Arguably the most controversial aspect would be the sizable amount of parking, especially along North Fulton Street between the renovated homes. At least four homes on North Fulton would descend to create an indoor parking lot to serve as an overflow parking lot. Lambrou noted that a regional concert hall is going to have a substantial need for parking, and here it would be split between the Agora site and the Rimland / Flash âAt the Helmâ site across the inlet, which would be accessible from both West Buffalo Street and a pedestrian bridge over Six Mile Creek, connecting Inlet Island just north of the new Boathouse Landing project at 323 Taughannock Boulevard.
âMost shows start at 9-10pm. People have left the lake by then, the Boatyard Grill is coming to an end, Island Health and Fitness is coming to an end, there will be a glut of parking there by that time. This is the idea behind the pedestrian bridge, it connects the sites and in a way extends the grid of the city, thus facilitating movement on either side. We firmly believe in the shared parking aspect, âsaid Lambrou. To be clear, the Agora project does not depend on the Rimland / Flash proposal.

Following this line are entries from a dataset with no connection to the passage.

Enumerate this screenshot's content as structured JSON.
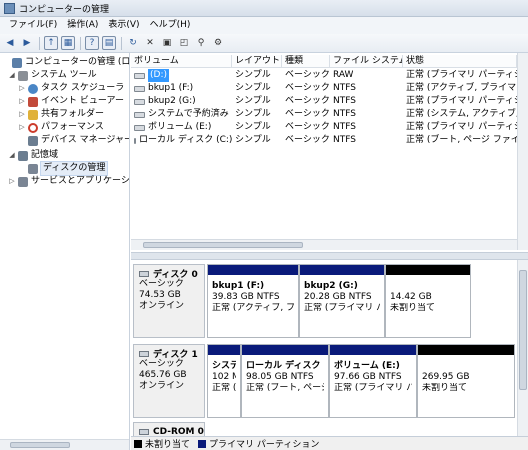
{
  "window": {
    "title": "コンピューターの管理"
  },
  "menu": [
    "ファイル(F)",
    "操作(A)",
    "表示(V)",
    "ヘルプ(H)"
  ],
  "toolbar": {
    "icons": [
      "back-arrow-icon",
      "forward-arrow-icon",
      "up-folder-icon",
      "show-hide-tree-icon",
      "help-icon",
      "properties-pane-icon",
      "refresh-icon",
      "delete-icon",
      "properties-icon",
      "open-icon",
      "search-icon",
      "settings-icon"
    ]
  },
  "tree": {
    "items": [
      {
        "label": "コンピューターの管理 (ロー力",
        "twisty": "",
        "icon": "computer-icon",
        "color": "#5b7fa8"
      },
      {
        "label": "システム ツール",
        "twisty": "◢",
        "icon": "tools-icon",
        "color": "#8a8f96"
      },
      {
        "label": "タスク スケジューラ",
        "twisty": "▷",
        "icon": "clock-icon",
        "color": "#4a86c5"
      },
      {
        "label": "イベント ビューアー",
        "twisty": "▷",
        "icon": "event-viewer-icon",
        "color": "#c24a3a"
      },
      {
        "label": "共有フォルダー",
        "twisty": "▷",
        "icon": "shared-folder-icon",
        "color": "#e0b13a"
      },
      {
        "label": "パフォーマンス",
        "twisty": "▷",
        "icon": "performance-icon",
        "color": "#cc3b2b"
      },
      {
        "label": "デバイス マネージャー",
        "twisty": "",
        "icon": "device-manager-icon",
        "color": "#6b7d90"
      },
      {
        "label": "記憶域",
        "twisty": "◢",
        "icon": "storage-icon",
        "color": "#6b7d90"
      },
      {
        "label": "ディスクの管理",
        "twisty": "",
        "icon": "disk-management-icon",
        "color": "#7a8594"
      },
      {
        "label": "サービスとアプリケーショ",
        "twisty": "▷",
        "icon": "services-icon",
        "color": "#7a8594"
      }
    ]
  },
  "volumes": {
    "columns": [
      "ボリューム",
      "レイアウト",
      "種類",
      "ファイル システム",
      "状態"
    ],
    "rows": [
      [
        "(D:)",
        "シンプル",
        "ベーシック",
        "RAW",
        "正常 (プライマリ パーティション"
      ],
      [
        "bkup1 (F:)",
        "シンプル",
        "ベーシック",
        "NTFS",
        "正常 (アクティブ, プライマリ パ"
      ],
      [
        "bkup2 (G:)",
        "シンプル",
        "ベーシック",
        "NTFS",
        "正常 (プライマリ パーティション"
      ],
      [
        "システムで予約済み",
        "シンプル",
        "ベーシック",
        "NTFS",
        "正常 (システム, アクティブ, プラ"
      ],
      [
        "ボリューム (E:)",
        "シンプル",
        "ベーシック",
        "NTFS",
        "正常 (プライマリ パーティション"
      ],
      [
        "ローカル ディスク (C:)",
        "シンプル",
        "ベーシック",
        "NTFS",
        "正常 (ブート, ページ ファイル, カ"
      ]
    ]
  },
  "disks": [
    {
      "name": "ディスク 0",
      "lines": [
        "ベーシック",
        "74.53 GB",
        "オンライン"
      ],
      "partitions": [
        {
          "name": "bkup1 (F:)",
          "size": "39.83 GB NTFS",
          "status": "正常 (アクティブ, プラ",
          "bar": "#0a1a7a"
        },
        {
          "name": "bkup2 (G:)",
          "size": "20.28 GB NTFS",
          "status": "正常 (プライマリ パ-",
          "bar": "#0a1a7a"
        },
        {
          "name": "",
          "size": "14.42 GB",
          "status": "未割り当て",
          "bar": "#000000"
        }
      ]
    },
    {
      "name": "ディスク 1",
      "lines": [
        "ベーシック",
        "465.76 GB",
        "オンライン"
      ],
      "partitions": [
        {
          "name": "システ",
          "size": "102 MI",
          "status": "正常 (:",
          "bar": "#0a1a7a"
        },
        {
          "name": "ローカル ディスク (",
          "size": "98.05 GB NTFS",
          "status": "正常 (ブート, ページ",
          "bar": "#0a1a7a"
        },
        {
          "name": "ボリューム (E:)",
          "size": "97.66 GB NTFS",
          "status": "正常 (プライマリ パ-",
          "bar": "#0a1a7a"
        },
        {
          "name": "",
          "size": "269.95 GB",
          "status": "未割り当て",
          "bar": "#000000"
        }
      ]
    },
    {
      "name": "CD-ROM 0",
      "lines": [],
      "partitions": []
    }
  ],
  "legend": [
    {
      "label": "未割り当て",
      "color": "#000000"
    },
    {
      "label": "プライマリ パーティション",
      "color": "#0a1a7a"
    }
  ]
}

As the plans progress, the Agora project would be divided into three phases. The entertainment hub is the first, followed by homes for sale, followed by the hotel and apartment building. These plans are subject to change depending on who is selected for the redevelopment of the Inlet Island parking lot. For example, if the Morse proposal is selected with its Cambria hotel, the boutique hotel would be removed from the Agora plan. “It’s quite risky to build another hotel in Ithaca, let alone two more in Ithaca,” he joked. Lambrou expressed optimism that the worst of the pandemic seemed to be over and business was improving for retail tenants like GreenStar, but soaring building material prices was a major risk factor for their plans. as well as those of other developers in the region.
âThe price of a 2 Ã 4 at Home Depot was $ 2, now it’s $ 7.50. It’s at Home Depot, you get a bit of bulk buying, but even that is 2-3 times more, and steel 2-3 times more. There is going to be a very interesting development over the next few years with the pace of real estate. With those inflated prices, it would have exploded our budget with City Harbor. All of these projects are approved and everyone has these great ideas, but it’s a question mark as to how many of them will actually be built, âsaid Lambrou.
If rising construction costs don’t prove to be an insurmountable hurdle, the plan is to bring the entertainment center to city councils within three or four months, with townhouses to follow at an undetermined later date. , because once built, the north end of the site will no longer be disturbed. The hotel and the apartments will follow. Meanwhile, existing boats gliding along this segment of the waterfront are being repaired and refurbished to take advantage of what has been a sustained, if not pandemic, rise in recreational boating over the past few years. year.